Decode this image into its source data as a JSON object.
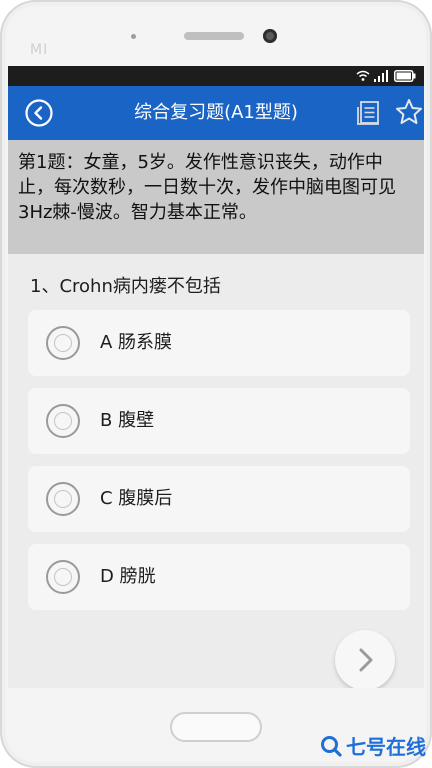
{
  "device": {
    "brand": "MI"
  },
  "status_bar": {
    "icons": [
      "wifi-icon",
      "signal-icon",
      "battery-icon"
    ]
  },
  "app_bar": {
    "title": "综合复习题(A1型题)",
    "icons": [
      "back-circle-icon",
      "notes-icon",
      "star-icon"
    ],
    "color": "#1a64c6"
  },
  "stem": {
    "text": "第1题：女童，5岁。发作性意识丧失，动作中止，每次数秒，一日数十次，发作中脑电图可见3Hz棘-慢波。智力基本正常。"
  },
  "question": {
    "title": "1、Crohn病内瘘不包括",
    "options": [
      {
        "label": "A  肠系膜"
      },
      {
        "label": "B  腹壁"
      },
      {
        "label": "C  腹膜后"
      },
      {
        "label": "D  膀胱"
      }
    ]
  },
  "navigation": {
    "next_icon": "chevron-right-icon"
  },
  "watermark": {
    "text": "七号在线"
  }
}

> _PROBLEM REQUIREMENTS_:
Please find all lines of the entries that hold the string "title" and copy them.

> _COMPLETED TASK_:
    "title": "综合复习题(A1型题)",
    "title": "1、Crohn病内瘘不包括",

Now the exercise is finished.